Hi all. I don't really know if this is the appropriate forum but it could fit here. Anyway I've been trying to write a string removal procedure with the following conditions:

    [*]Accepts a pointer to location to remove string
    [*]Removes n characters starting at the location

    Here's an example:
    
    
    .data
    someString BYTE "1234vvvv5678",0
    .code
    INVOKE str_remove,ADDR [someString+3],4

    That code would instruct the procedure to remove "vvvv". So far I have thought of two methods, both failures:

      [*]Starting with the first character to be removed, copy the following byte into the current position and advance the pointer. This, however, results with only the last "v" being replaced with a "5".
      [*]Starting with the last character to be removed, copy the following byte into the current position and move the pointer back one.

      Does anyone have a method for doing this? I don't want any code (pseudo-code is fine) because I'd like to try and accomplish this myself. I know this is pretty basic, but I've been stuck for quite some time. Any help is greatly appreciated :alright:
Posted on 2004-04-13 19:46:18 by DaRetard
Keep two pointers - source and destination. Destionation = first char to remove, source = first char to remove + count of chars to remove. Get from source, store in destination, advanced both pointers. If the char you just copied isn't zer0, continue looping.
Posted on 2004-04-13 20:21:07 by f0dder
Afternoon, DaRetard.

Something like this possibly:



str_remove PROC uses edi esi l_ptrString:DWORD, l_dwLength:DWORD

mov edi, l_ptrString ; Pointing to start of removal.
mov esi, l_ptrString
add esi, l_dwLength ; Pointing to the rest of the string to concatenate.

@@:
lodsb ; Load character from esi address; esi incremented to next character.
stosb ; Store that character at edi address; edi incremented to next character.
cmp al, 0 ; Have we found the terminating zero?
jnz @B ; Nope, so jump back to do the next character.

; Substring removed.

ret
str_remove ENDP


You'd also want to use:


invoke str_remove, ADDR [myStringToTest+4],4

if you wished to remove those vvvv's.
Using


invoke str_remove, ADDR [myStringToTest+3],4

would start the removal at the fourth character, which is '4' in your string.

Cheers,
Scronty

I must be damn slow:grin: . There were no replies to this thread when I started chucking together a solution:( .
At least I was able to create a test proggy to make sure the proc I've shown actually works as intended :alright:
Posted on 2004-04-13 20:36:31 by Scronty
You might want to first scan from the beginning to make sure that your offsets don't go past the end of the string. Either that or make very certain you know the length of the string beforehand.

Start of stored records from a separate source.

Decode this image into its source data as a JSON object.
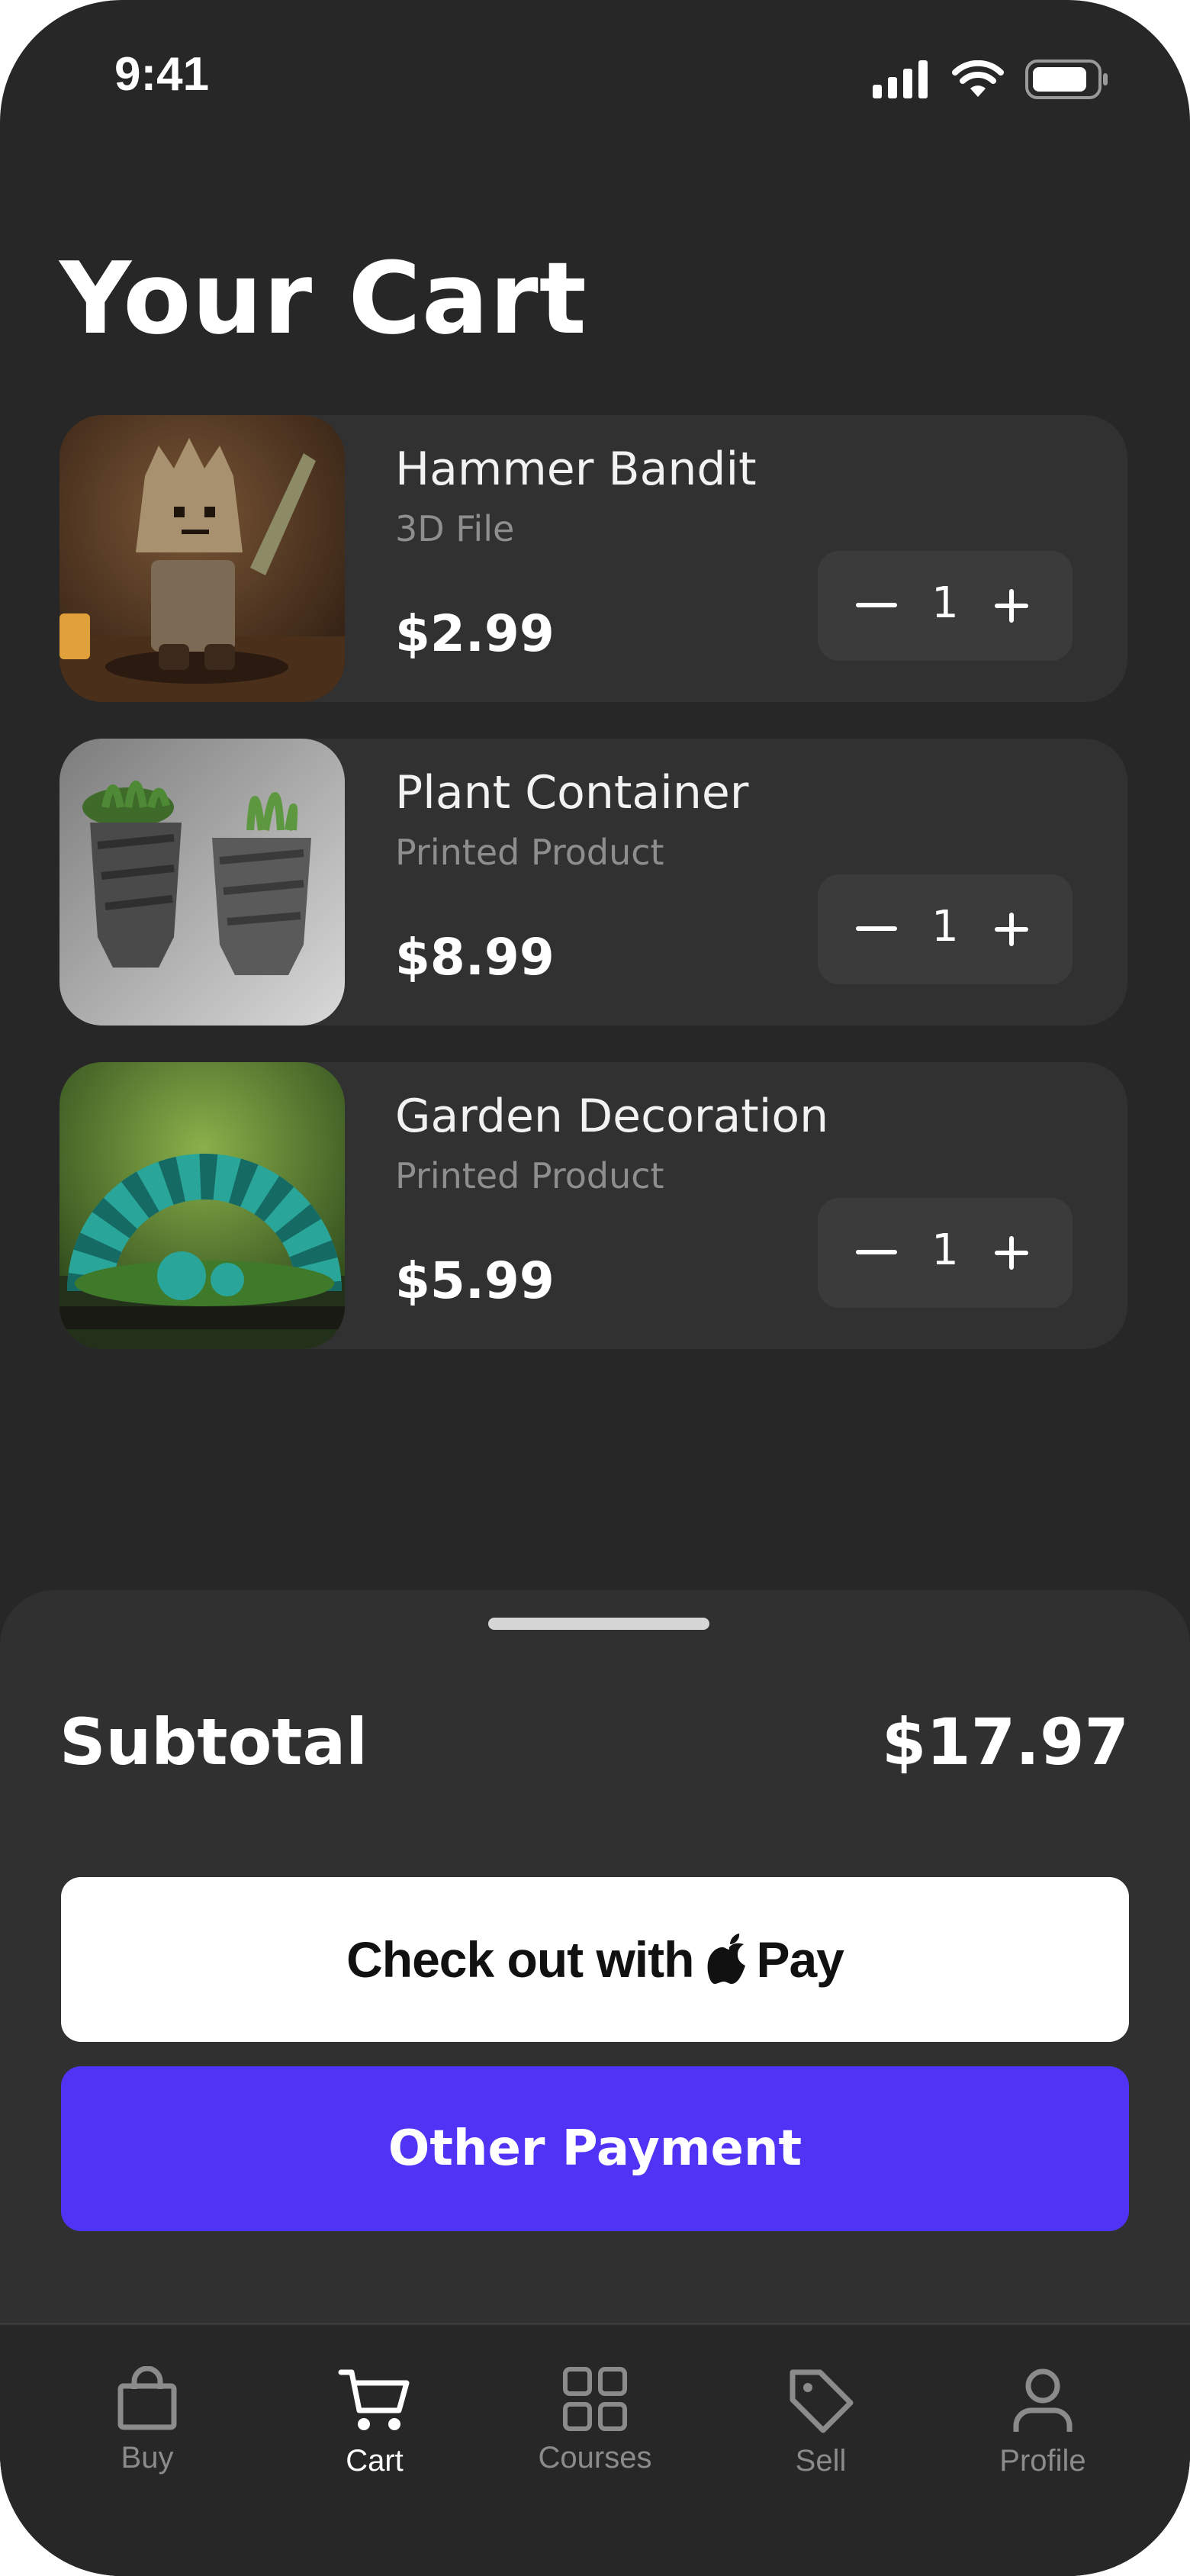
{
  "status_bar": {
    "time": "9:41"
  },
  "page": {
    "title": "Your Cart"
  },
  "cart": {
    "items": [
      {
        "name": "Hammer Bandit",
        "type": "3D File",
        "price": "$2.99",
        "quantity": "1"
      },
      {
        "name": "Plant Container",
        "type": "Printed Product",
        "price": "$8.99",
        "quantity": "1"
      },
      {
        "name": "Garden Decoration",
        "type": "Printed Product",
        "price": "$5.99",
        "quantity": "1"
      }
    ]
  },
  "summary": {
    "subtotal_label": "Subtotal",
    "subtotal_value": "$17.97"
  },
  "buttons": {
    "applepay_prefix": "Check out with",
    "applepay_suffix": "Pay",
    "other_payment": "Other Payment"
  },
  "colors": {
    "background": "#272727",
    "card": "#313131",
    "accent": "#4f34f5"
  },
  "tabbar": {
    "items": [
      {
        "label": "Buy",
        "icon": "shopping-bag-icon"
      },
      {
        "label": "Cart",
        "icon": "cart-icon",
        "active": true
      },
      {
        "label": "Courses",
        "icon": "grid-icon"
      },
      {
        "label": "Sell",
        "icon": "tag-icon"
      },
      {
        "label": "Profile",
        "icon": "person-icon"
      }
    ]
  }
}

Also make sure that the altered string length doesn't also alter your conceptions of the buffer length. Promote safe string handling. :alright:
Posted on 2004-04-13 22:31:43 by iblis
Exit if the string if iStart is beyond the end of the string.

lszCut FRAME pString,iStart,nLen


mov edi,[pString]
mov esi,edi
mov ecx,[iStart]
add esi,ecx
add esi,[nLen]

xor eax,eax
repne scasb
or ecx,ecx
jz >
ret
:
mov al,[esi]
mov [edi],al
inc edi
inc esi
or al,al
jnz <

mov eax,[pString]
RET
ENDF
Posted on 2004-04-13 23:43:19 by donkey
Scronty and donkey :P

Does anyone have a method for doing this? I don't want any code (pseudo-code is fine) because I'd like to try and accomplish this myself.
Posted on 2004-04-13 23:48:09 by f0dder
Afternoon, lying viruswriting pirate.

He can always use what we showed to compare with what he himself comes up with.:alright:

Going by my own coding skills, my solution would not be the better algorithm.:sweat:

Cheers,
Scronty
Posted on 2004-04-14 05:38:46 by Scronty
Thanks for all the ideas guys. I hadn't implemented error checking, so thanks for that tip. I ended up using f0dder's idea: "Destination = first char to remove, source = first char to remove + count of chars to remove." Also Scronty I tried using the ADDR and for some reason it didn't remove the first v. Using ADDR did work however. Again thanks guys :grin:
Posted on 2004-04-14 07:57:55 by DaRetard

Going by my own coding skills, my solution would not be the better algorithm.

It was easy to follow, and that's somewhat more important than "the best code" when helping people out :alright:.
Posted on 2004-04-14 10:05:57 by f0dder